Many of Shingal's homes, religious sites, and infrastructure were destroyed as ISIS was routed from Shingal during the 2014-2017 conflict. File photo: Rudaw
ERBIL, Kurdistan Region — Part of genocide is the erasing of cultural or religious sites, so Yezidis are documenting ISIS's destruction of Shingal using kites and drones which carry cameras so the world can see the reality at an event in September in London.
Yazda, an NGO for Yezidis registered in the Kurdistan Region, sees the project as an attempt to document the 2014 genocide, as previous acts to obliterate their people were not recorded up to international standards.
"Failing to document the atrocities in the extent in which they were committed, will make the justice part handicap in the future, it will also mean that the human society will not learn from this historical fact, and will not be part of a history," Yazda Executive Director Murad Ismael said.
Yezidis were considered "non-believers" and devil worshipers by ISIS's extreme ideology.
"We would like to show through documentation of religious sites how the Yazidi culture and identity was the target, and how much hate they had for our symbols," said Ismael.
Forensic Architecture, an independent research agency based at Goldsmiths, University of London, is showcasing the event for which Yazda and the Victoria and Albert Museum partnered.
"We have already documented locations of destroyed temples, locations where Yazidi captive women were kept, as well as locations of mass graves," explained Ismael.
The findings will be on display from September 4-23 at the UK pavilion at Somerset House in London, England.
"The aim of this project is to gather evidence for potential future legal processes in which charges could be brought against members of [ISIS] for the 2014 genocide, including extensive destruction of cultural heritage perpetrated against the Yazidi people of the Sinjar area," the 'Kite survey project on show at London Design Biennale' stated on Tuesday.
Yezidis have received training in Turkey for aerial studies using drones and cameras attached to kites, as many areas remain uncleared and too dangerous for through on-the-ground inspections.
"This stage of the project addresses the systematic destruction of heritage, focusing specifically on eight temples and mausoleums that were destroyed as part of the genocide against the Yazidis," added the event statement.
Inaction by local, international authorities not helpful
It's been four years and one month since the extremists rounded up Yezidis by the thousands in Shingal, killing men, kidnapping girls, boys, and women to be sold as slaves.
"We are deeply concerned about future of our people in their ancestral homeland..." cautioned Ismael
Iraq is highly politicized as it builds a new government.

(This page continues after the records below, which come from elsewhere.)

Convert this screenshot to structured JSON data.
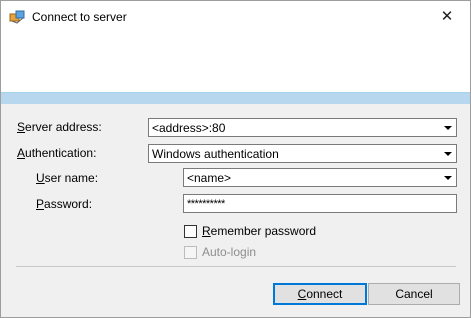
{
  "window": {
    "title": "Connect to server",
    "close_glyph": "✕",
    "app_icon": "server-connect-icon"
  },
  "form": {
    "server_address": {
      "label_ul": "S",
      "label_rest": "erver address:",
      "value": "<address>:80"
    },
    "authentication": {
      "label_ul": "A",
      "label_rest": "uthentication:",
      "value": "Windows authentication"
    },
    "user_name": {
      "label_ul": "U",
      "label_rest": "ser name:",
      "value": "<name>"
    },
    "password": {
      "label_ul": "P",
      "label_rest": "assword:",
      "value": "**********"
    },
    "remember_password": {
      "label_ul": "R",
      "label_rest": "emember password",
      "checked": false
    },
    "auto_login": {
      "label": "Auto-login",
      "checked": false,
      "disabled": true
    }
  },
  "buttons": {
    "connect": {
      "label_ul": "C",
      "label_rest": "onnect"
    },
    "cancel": {
      "label": "Cancel"
    }
  },
  "colors": {
    "stripe": "#b7d7ef",
    "dialog_bg": "#f0f0f0",
    "default_button_border": "#0078d7"
  }
}
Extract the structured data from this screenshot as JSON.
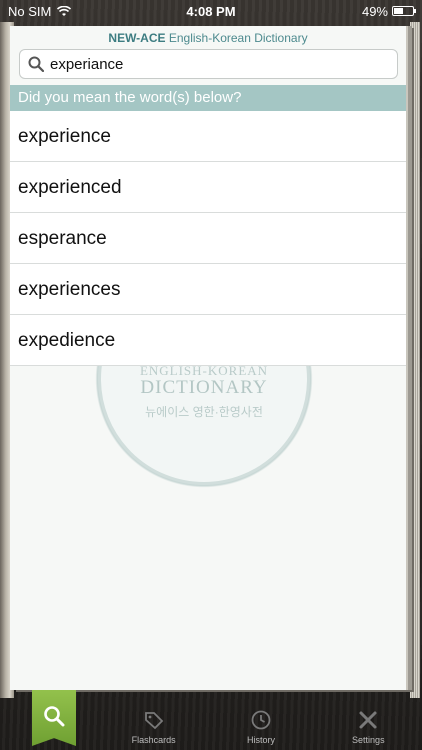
{
  "status_bar": {
    "carrier": "No SIM",
    "time": "4:08 PM",
    "battery_percent": "49%",
    "battery_level": 0.49
  },
  "app": {
    "title_brand": "NEW-ACE",
    "title_rest": "English-Korean Dictionary"
  },
  "search": {
    "value": "experiance"
  },
  "suggestions": {
    "header": "Did you mean the word(s) below?",
    "items": [
      "experience",
      "experienced",
      "esperance",
      "experiences",
      "expedience"
    ]
  },
  "seal": {
    "line1": "ENGLISH-KOREAN",
    "line2": "DICTIONARY",
    "line3": "뉴에이스 영한·한영사전"
  },
  "tabs": {
    "search": "",
    "flashcards": "Flashcards",
    "history": "History",
    "settings": "Settings"
  },
  "colors": {
    "accent": "#a4c6c4",
    "active_tab": "#7fb03e",
    "title": "#4d8a8e"
  }
}
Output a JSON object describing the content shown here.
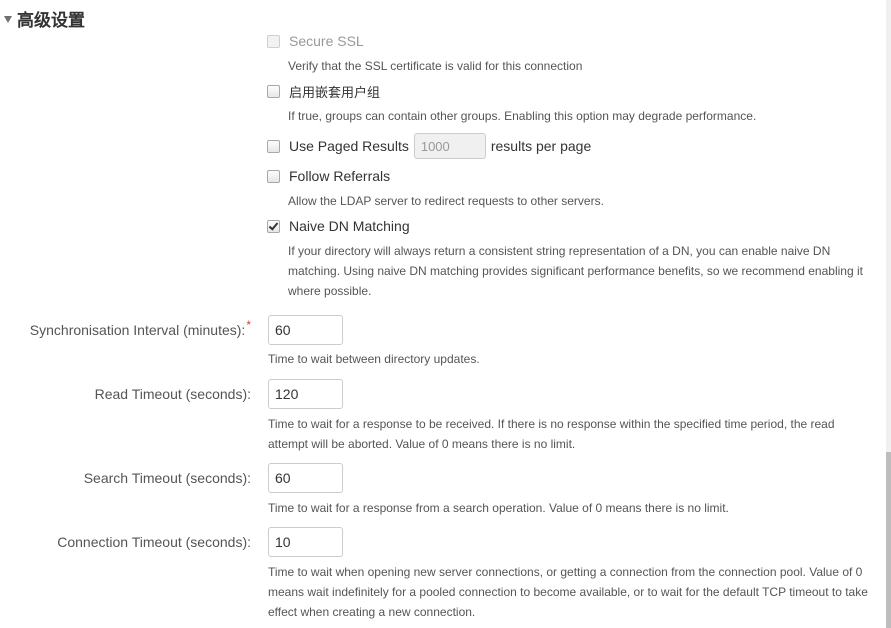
{
  "section": {
    "title": "高级设置",
    "collapse_icon": "triangle-down-icon"
  },
  "options": [
    {
      "label": "Secure SSL",
      "checked": false,
      "disabled": true,
      "description": "Verify that the SSL certificate is valid for this connection"
    },
    {
      "label": "启用嵌套用户组",
      "checked": false,
      "disabled": false,
      "description": "If true, groups can contain other groups. Enabling this option may degrade performance."
    },
    {
      "label": "Use Paged Results",
      "checked": false,
      "disabled": false,
      "input_value": "1000",
      "suffix": "results per page"
    },
    {
      "label": "Follow Referrals",
      "checked": false,
      "disabled": false,
      "description": "Allow the LDAP server to redirect requests to other servers."
    },
    {
      "label": "Naive DN Matching",
      "checked": true,
      "disabled": false,
      "description": "If your directory will always return a consistent string representation of a DN, you can enable naive DN matching. Using naive DN matching provides significant performance benefits, so we recommend enabling it where possible."
    }
  ],
  "fields": [
    {
      "label": "Synchronisation Interval (minutes):",
      "required": true,
      "required_mark": "*",
      "value": "60",
      "description": "Time to wait between directory updates."
    },
    {
      "label": "Read Timeout (seconds):",
      "required": false,
      "value": "120",
      "description": "Time to wait for a response to be received. If there is no response within the specified time period, the read attempt will be aborted. Value of 0 means there is no limit."
    },
    {
      "label": "Search Timeout (seconds):",
      "required": false,
      "value": "60",
      "description": "Time to wait for a response from a search operation. Value of 0 means there is no limit."
    },
    {
      "label": "Connection Timeout (seconds):",
      "required": false,
      "value": "10",
      "description": "Time to wait when opening new server connections, or getting a connection from the connection pool. Value of 0 means wait indefinitely for a pooled connection to become available, or to wait for the default TCP timeout to take effect when creating a new connection."
    }
  ],
  "colors": {
    "required": "#d04437",
    "label": "#555555",
    "text": "#333333"
  }
}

Shingal is a disputed or Kurdistani area claimed by both Erbil and Baghdad.
"While the two governments remain at discord, a full return will be impossible," said Ismael.
Some wonder if this will be the final genocide and Yezidis will become extinct from their native homeland of Shingal.
"Unless the Yazidi people return to their homes and live with dignity, the genocide shall be considered continued," said Ismael.